In pretty much a party line vote last week, the House of Representative approved H.R. 3009, Rep. Duncan Hunter’s (R-Calif.) bill that would withhold certain federal funding to sanctuary jurisdictions around the country.
All but six House Democrats voted against the measure and President Obama has issued a veto threat if the bill reaches his desk. (The bill was also opposed by five Republicans.) Like many of his Democratic colleagues, Rep. Jim McGovern (D-Mass.), voiced objection to the threat of a cut-off of federal funds as a means to force state and local governments to comply with federal prohibitions against sanctuary policies. “I do not think we should punish and strip grants and federal funding from local law enforcement, cities and towns who are promoting community policing, public safety and the U.S. Constitution ahead of racial profiling and prejudice,” Mc Govern said.
Punishing state and local governments by stripping grants and federal funding is something the administration and congressional Democrats would never resort to, right? Well, that depends:
- Last year, the U.S. Department of Education placed restrictions on nearly $30 million in annual federal funding for local school districts in Oklahoma beginning with the 2015-2016 school year, when the state repealed federal Common Core standards.
- In April, when school districts in Colorado where large numbers of students refused to take standardized tests, the Department of Education threatened to cut-off federal funds if fewer than 95 percent of students in those districts did not participate in testing.
- A federal website devoted to Limited English Proficient education informs school districts that English-only policies could result in loss of federal funds. “Entities in states and localities with ‘English-only’ or official English laws are certainly not required to accept federal funding – but if they do, they have to comply with Title VI, including its prohibition against national origin discrimination by recipients of federal assistance.”

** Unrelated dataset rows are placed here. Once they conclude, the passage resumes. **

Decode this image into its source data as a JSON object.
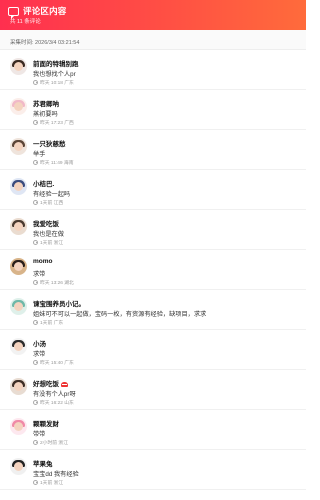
{
  "header": {
    "title": "评论区内容",
    "count": "共 11 条评论"
  },
  "collected_time": "采集时间: 2026/3/4 03:21:54",
  "comments": [
    {
      "name": "前面的特辑别跑",
      "content": "我也想找个人pr",
      "meta": "昨天 10:18 广东",
      "avatar_hair": "#3b2a22",
      "avatar_bg": "#efe7e5"
    },
    {
      "name": "苏君卿呐",
      "content": "蒸初要吗",
      "meta": "昨天 17:23 广西",
      "avatar_hair": "#f1b9c8",
      "avatar_bg": "#fbeeea"
    },
    {
      "name": "一只狄慈愁",
      "content": "举手",
      "meta": "昨天 11:49 海南",
      "avatar_hair": "#5c4537",
      "avatar_bg": "#efe4dc"
    },
    {
      "name": "小桔巴.",
      "content": "有经验一起吗",
      "meta": "1天前 江西",
      "avatar_hair": "#3b4c7e",
      "avatar_bg": "#dfe6f4"
    },
    {
      "name": "我爱吃饭",
      "content": "我也是在做",
      "meta": "1天前 浙江",
      "avatar_hair": "#4a3a30",
      "avatar_bg": "#eadcd0"
    },
    {
      "name": "momo",
      "content": "求带",
      "meta": "昨天 13:26 湖北",
      "avatar_hair": "#2a1f1a",
      "avatar_bg": "#d8b48a"
    },
    {
      "name": "谏宝围养员小记。",
      "content": "姐妹可不可以一起做，宝码一枚，有资源有经验，缺项目，求求",
      "meta": "1天前 广东",
      "avatar_hair": "#6fb8a8",
      "avatar_bg": "#dff0ea"
    },
    {
      "name": "小汤",
      "content": "求带",
      "meta": "昨天 15:40 广东",
      "avatar_hair": "#2b2b2b",
      "avatar_bg": "#f2f2f2"
    },
    {
      "name": "好想吃饭",
      "content": "有没有个人pr呀",
      "meta": "昨天 16:22 山东",
      "avatar_hair": "#3e2e26",
      "avatar_bg": "#e8dcd2"
    },
    {
      "name": "颗颗发财",
      "content": "带带",
      "meta": "2小时前 浙江",
      "avatar_hair": "#f08aa7",
      "avatar_bg": "#fde8ef"
    },
    {
      "name": "苹果兔",
      "content": "宝宝dd 我有经验",
      "meta": "1天前 浙江",
      "avatar_hair": "#222222",
      "avatar_bg": "#f0f0f0"
    }
  ]
}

- Last month, after the tragic murders in a South Carolina church, Democratic Senator Sherrod Brown (Ohio), announced that he would offer an amendment denying federal highway funding to states that include images of the Confederate flag on their license plates.
Opposition to H.R. 3009 is obviously not based on a principled objection to cutting off federal funds in order to force state and local governments to do, or not do, certain things. It’s about protecting sanctuary policies, plain and simple.